It's no secret that Benjamin Franklin is one of my heros. He was random, fun, wise, creative and loved life. He was also no stranger to work. In 1729 he published "A Modest Enquiry into the Nature and Necessity of Paper Currency" in which he explains that without labor, money, gold or any other currency has absolutely no value. During this time, there were many people who were love-struck with the possibility of digging up a pirate's booty (not the hind end...his loot). They would spend money, time and labor to dig holes in "hopes" of finding the stolen goods. So...basically stealing from a thief. What a waste! Not to mention having to make conscious efforts to avoid these rather large gopher holes! It kind of reminds me of what happened to so many people as they blazed the country to get to California during the Gold Rush. So many lost everything and gained nothing, returning home empty handed.
My buddy Ben said:
"The riches of a country are to be valued by the quantity of labour its inhabitants are able to purchase, and not by the quantity of silver and gold they possess...Trade in general being nothing else but the exchange of labour for labour, the value of things is...most justly measured by labour."
He had a friend in Agricola of Chester County who gave his son a good plantation. The father told the son, "My son, I give thee now a valuable parcel of land; I assure thee I have found a considerable quantity of gold by digging there; thee may'st do the same. But thee must carefully observe this: Never to dig more than plough-deep."
(Benjamin Franklin by Carl Van Doven, pgs 98, 102)
That my friends, is excellent advice.
The April 1978 General Conference has a little more to add to this topic. The then, Elder Boyd K. Packer said:
The Welfare handbook instructs: “[We must] earnestly teach and urge Church members to be self-sustaining to the full extent of their powers. No true Latter-day Saint will … voluntarily shift from himself the burden of his own support. So long as he can, under the inspiration of the Almighty and with his own labors, he will supply himself with the necessities of life.” (1952, p. 2.)

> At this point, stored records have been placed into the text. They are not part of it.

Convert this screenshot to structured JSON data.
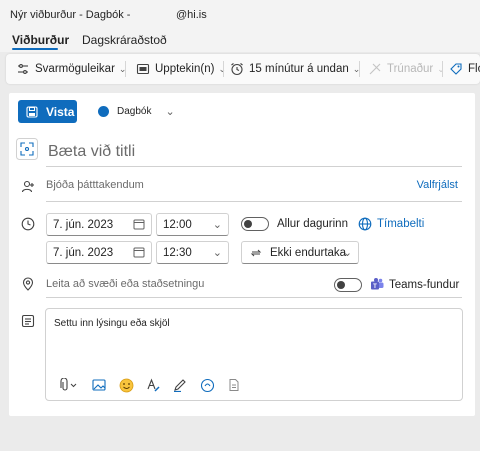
{
  "window": {
    "title": "Nýr viðburður - Dagbók -",
    "account": "@hi.is"
  },
  "tabs": [
    {
      "label": "Viðburður"
    },
    {
      "label": "Dagskráraðstoð"
    }
  ],
  "toolbar": {
    "response_options": "Svarmöguleikar",
    "busy": "Upptekin(n)",
    "reminder": "15 mínútur á undan",
    "private": "Trúnaður",
    "category": "Flo"
  },
  "actions": {
    "save_label": "Vista",
    "calendar_label": "Dagbók"
  },
  "form": {
    "title_placeholder": "Bæta við titli",
    "attendees_placeholder": "Bjóða þátttakendum",
    "optional_label": "Valfrjálst",
    "start_date": "7. jún. 2023",
    "start_time": "12:00",
    "end_date": "7. jún. 2023",
    "end_time": "12:30",
    "all_day_label": "Allur dagurinn",
    "timezone_label": "Tímabelti",
    "recurrence_label": "Ekki endurtaka",
    "location_placeholder": "Leita að svæði eða staðsetningu",
    "teams_label": "Teams-fundur",
    "description_placeholder": "Settu inn lýsingu eða skjöl"
  },
  "colors": {
    "accent": "#0f6cbd",
    "teams": "#5b5fc7"
  }
}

If a member is unable to sustain himself, then he is to call upon his own family, and then upon the Church, in that order, and not upon the government at all.
conference/1978/04/solving- emotional-problems-in-the- lords-own-way?lang=eng
This brings me to today. We have people who have saved for college educations to find out that that savings may be in vain because government overreach wants to make everything free. Many people put savings aside thinking they will get their necessities later and put off becoming self-reliant because there is a lot of time for that later. Currency can be a very fragile thing. Especially for the consumer hungry, production starving USA.
President Brigham Young said during the time of the Gold Rush, " Never let anything go to waste. Be prudent, save everything, and what you get more than you can take care of yourselves, ask your neighbors to help you... But pause for a moment, and suppose you had millions of bushels [of wheat] to sell, and could sell it for twenty dollars per bushel, or for a million dollars per bushel, no matter what amount, so that you sell all your wheat, and transport it out of the country, and you are left with nothing more than a pile of gold, what good would it do you?You could not eat it, drink it, wear it, or carry it off where you could have something to eat. The time will come that gold will hold no comparison in value to a bushel of wheat. Gold is not to be compared with it in value."
Brigham Young, Journal of Discourses
Even though I seem to be a bit quote happy today, there is still so much to be gained from all of these wise men. Saving money is a wise thing to do; however, according to President Young, gold (or cash or bit coin) will hold no comparison to wheat (or anything else that people work for). What if I won the lottery or happened upon a pirate stash? All of my problems wouldn't vanish. Some of them would, but what would I gain from not working for it? Notta whole hecka. Adam was able to eat bread because he had a sweaty face (I know, sounds weird) - but it was a blessing to him. And so it will also be to us.